Data about app and page elements
--------------------
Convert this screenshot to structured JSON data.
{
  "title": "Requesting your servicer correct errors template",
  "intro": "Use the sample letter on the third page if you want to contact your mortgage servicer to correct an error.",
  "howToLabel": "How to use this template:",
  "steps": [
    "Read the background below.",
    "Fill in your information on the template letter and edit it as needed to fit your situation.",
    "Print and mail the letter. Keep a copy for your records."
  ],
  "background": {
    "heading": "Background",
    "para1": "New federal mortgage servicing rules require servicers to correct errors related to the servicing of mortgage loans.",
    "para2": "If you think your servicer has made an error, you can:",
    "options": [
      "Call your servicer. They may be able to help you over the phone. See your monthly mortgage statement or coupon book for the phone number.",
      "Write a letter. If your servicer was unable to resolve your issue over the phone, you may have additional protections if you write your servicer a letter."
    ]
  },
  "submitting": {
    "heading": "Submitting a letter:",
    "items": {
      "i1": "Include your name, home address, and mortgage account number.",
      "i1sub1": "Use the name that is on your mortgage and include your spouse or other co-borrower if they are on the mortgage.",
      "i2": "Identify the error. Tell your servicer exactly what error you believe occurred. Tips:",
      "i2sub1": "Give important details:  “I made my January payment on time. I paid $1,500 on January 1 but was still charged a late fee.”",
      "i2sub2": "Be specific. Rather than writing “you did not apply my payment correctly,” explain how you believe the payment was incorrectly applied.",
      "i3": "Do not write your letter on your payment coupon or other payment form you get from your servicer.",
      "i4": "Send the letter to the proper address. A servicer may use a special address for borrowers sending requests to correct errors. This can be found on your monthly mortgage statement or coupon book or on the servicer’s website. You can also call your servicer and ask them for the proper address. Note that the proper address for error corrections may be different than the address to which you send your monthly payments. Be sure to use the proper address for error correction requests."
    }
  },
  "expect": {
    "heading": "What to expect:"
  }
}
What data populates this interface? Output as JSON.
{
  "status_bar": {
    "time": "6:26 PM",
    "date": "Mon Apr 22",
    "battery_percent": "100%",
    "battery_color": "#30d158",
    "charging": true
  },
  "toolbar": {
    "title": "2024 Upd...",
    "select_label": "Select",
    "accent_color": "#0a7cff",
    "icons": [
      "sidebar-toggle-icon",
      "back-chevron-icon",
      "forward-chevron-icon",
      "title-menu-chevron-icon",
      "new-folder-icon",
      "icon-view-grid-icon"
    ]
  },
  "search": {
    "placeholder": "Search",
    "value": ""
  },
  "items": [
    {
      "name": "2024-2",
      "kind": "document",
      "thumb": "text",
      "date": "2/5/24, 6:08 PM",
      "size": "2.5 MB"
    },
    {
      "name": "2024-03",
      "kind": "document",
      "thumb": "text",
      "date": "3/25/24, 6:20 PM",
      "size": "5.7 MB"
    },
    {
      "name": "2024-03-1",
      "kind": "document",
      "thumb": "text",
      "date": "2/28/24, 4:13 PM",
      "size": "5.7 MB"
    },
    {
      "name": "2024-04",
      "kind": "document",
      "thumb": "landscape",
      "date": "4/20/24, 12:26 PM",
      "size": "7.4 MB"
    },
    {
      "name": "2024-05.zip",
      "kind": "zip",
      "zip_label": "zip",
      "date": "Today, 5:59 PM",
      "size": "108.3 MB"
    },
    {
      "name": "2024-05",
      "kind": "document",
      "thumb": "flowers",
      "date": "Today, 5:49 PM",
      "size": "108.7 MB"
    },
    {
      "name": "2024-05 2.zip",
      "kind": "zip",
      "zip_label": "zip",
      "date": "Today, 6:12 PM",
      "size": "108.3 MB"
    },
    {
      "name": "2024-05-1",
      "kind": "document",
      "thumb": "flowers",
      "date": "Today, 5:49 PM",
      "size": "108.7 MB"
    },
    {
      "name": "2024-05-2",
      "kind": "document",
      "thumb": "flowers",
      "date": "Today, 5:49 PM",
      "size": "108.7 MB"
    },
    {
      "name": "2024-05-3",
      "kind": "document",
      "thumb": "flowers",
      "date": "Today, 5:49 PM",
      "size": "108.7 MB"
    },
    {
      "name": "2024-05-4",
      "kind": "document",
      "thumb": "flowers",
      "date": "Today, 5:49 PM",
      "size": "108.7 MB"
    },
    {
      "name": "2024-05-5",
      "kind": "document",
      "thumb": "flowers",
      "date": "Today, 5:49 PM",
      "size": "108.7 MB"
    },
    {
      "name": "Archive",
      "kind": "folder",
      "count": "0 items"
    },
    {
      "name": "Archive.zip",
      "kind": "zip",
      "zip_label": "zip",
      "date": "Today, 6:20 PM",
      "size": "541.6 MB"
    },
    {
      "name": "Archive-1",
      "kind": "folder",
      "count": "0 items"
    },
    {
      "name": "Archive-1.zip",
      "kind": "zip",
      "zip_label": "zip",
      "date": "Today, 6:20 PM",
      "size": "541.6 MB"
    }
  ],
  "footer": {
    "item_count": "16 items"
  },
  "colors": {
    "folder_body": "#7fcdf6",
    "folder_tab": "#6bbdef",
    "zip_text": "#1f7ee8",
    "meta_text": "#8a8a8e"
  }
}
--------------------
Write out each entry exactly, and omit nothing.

Convert this screenshot to structured JSON data.
{
  "title": "Requesting your servicer correct errors template",
  "intro": "Use the sample letter on the third page if you want to contact your mortgage servicer to correct an error.",
  "howToLabel": "How to use this template:",
  "steps": [
    "Read the background below.",
    "Fill in your information on the template letter and edit it as needed to fit your situation.",
    "Print and mail the letter. Keep a copy for your records."
  ],
  "background": {
    "heading": "Background",
    "para1": "New federal mortgage servicing rules require servicers to correct errors related to the servicing of mortgage loans.",
    "para2": "If you think your servicer has made an error, you can:",
    "options": [
      "Call your servicer. They may be able to help you over the phone. See your monthly mortgage statement or coupon book for the phone number.",
      "Write a letter. If your servicer was unable to resolve your issue over the phone, you may have additional protections if you write your servicer a letter."
    ]
  },
  "submitting": {
    "heading": "Submitting a letter:",
    "items": {
      "i1": "Include your name, home address, and mortgage account number.",
      "i1sub1": "Use the name that is on your mortgage and include your spouse or other co-borrower if they are on the mortgage.",
      "i2": "Identify the error. Tell your servicer exactly what error you believe occurred. Tips:",
      "i2sub1": "Give important details:  “I made my January payment on time. I paid $1,500 on January 1 but was still charged a late fee.”",
      "i2sub2": "Be specific. Rather than writing “you did not apply my payment correctly,” explain how you believe the payment was incorrectly applied.",
      "i3": "Do not write your letter on your payment coupon or other payment form you get from your servicer.",
      "i4": "Send the letter to the proper address. A servicer may use a special address for borrowers sending requests to correct errors. This can be found on your monthly mortgage statement or coupon book or on the servicer’s website. You can also call your servicer and ask them for the proper address. Note that the proper address for error corrections may be different than the address to which you send your monthly payments. Be sure to use the proper address for error correction requests."
    }
  },
  "expect": {
    "heading": "What to expect:"
  }
}
What data populates this interface? Output as JSON.
{
  "status_bar": {
    "time": "6:26 PM",
    "date": "Mon Apr 22",
    "battery_percent": "100%",
    "battery_color": "#30d158",
    "charging": true
  },
  "toolbar": {
    "title": "2024 Upd...",
    "select_label": "Select",
    "accent_color": "#0a7cff",
    "icons": [
      "sidebar-toggle-icon",
      "back-chevron-icon",
      "forward-chevron-icon",
      "title-menu-chevron-icon",
      "new-folder-icon",
      "icon-view-grid-icon"
    ]
  },
  "search": {
    "placeholder": "Search",
    "value": ""
  },
  "items": [
    {
      "name": "2024-2",
      "kind": "document",
      "thumb": "text",
      "date": "2/5/24, 6:08 PM",
      "size": "2.5 MB"
    },
    {
      "name": "2024-03",
      "kind": "document",
      "thumb": "text",
      "date": "3/25/24, 6:20 PM",
      "size": "5.7 MB"
    },
    {
      "name": "2024-03-1",
      "kind": "document",
      "thumb": "text",
      "date": "2/28/24, 4:13 PM",
      "size": "5.7 MB"
    },
    {
      "name": "2024-04",
      "kind": "document",
      "thumb": "landscape",
      "date": "4/20/24, 12:26 PM",
      "size": "7.4 MB"
    },
    {
      "name": "2024-05.zip",
      "kind": "zip",
      "zip_label": "zip",
      "date": "Today, 5:59 PM",
      "size": "108.3 MB"
    },
    {
      "name": "2024-05",
      "kind": "document",
      "thumb": "flowers",
      "date": "Today, 5:49 PM",
      "size": "108.7 MB"
    },
    {
      "name": "2024-05 2.zip",
      "kind": "zip",
      "zip_label": "zip",
      "date": "Today, 6:12 PM",
      "size": "108.3 MB"
    },
    {
      "name": "2024-05-1",
      "kind": "document",
      "thumb": "flowers",
      "date": "Today, 5:49 PM",
      "size": "108.7 MB"
    },
    {
      "name": "2024-05-2",
      "kind": "document",
      "thumb": "flowers",
      "date": "Today, 5:49 PM",
      "size": "108.7 MB"
    },
    {
      "name": "2024-05-3",
      "kind": "document",
      "thumb": "flowers",
      "date": "Today, 5:49 PM",
      "size": "108.7 MB"
    },
    {
      "name": "2024-05-4",
      "kind": "document",
      "thumb": "flowers",
      "date": "Today, 5:49 PM",
      "size": "108.7 MB"
    },
    {
      "name": "2024-05-5",
      "kind": "document",
      "thumb": "flowers",
      "date": "Today, 5:49 PM",
      "size": "108.7 MB"
    },
    {
      "name": "Archive",
      "kind": "folder",
      "count": "0 items"
    },
    {
      "name": "Archive.zip",
      "kind": "zip",
      "zip_label": "zip",
      "date": "Today, 6:20 PM",
      "size": "541.6 MB"
    },
    {
      "name": "Archive-1",
      "kind": "folder",
      "count": "0 items"
    },
    {
      "name": "Archive-1.zip",
      "kind": "zip",
      "zip_label": "zip",
      "date": "Today, 6:20 PM",
      "size": "541.6 MB"
    }
  ],
  "footer": {
    "item_count": "16 items"
  },
  "colors": {
    "folder_body": "#7fcdf6",
    "folder_tab": "#6bbdef",
    "zip_text": "#1f7ee8",
    "meta_text": "#8a8a8e"
  }
}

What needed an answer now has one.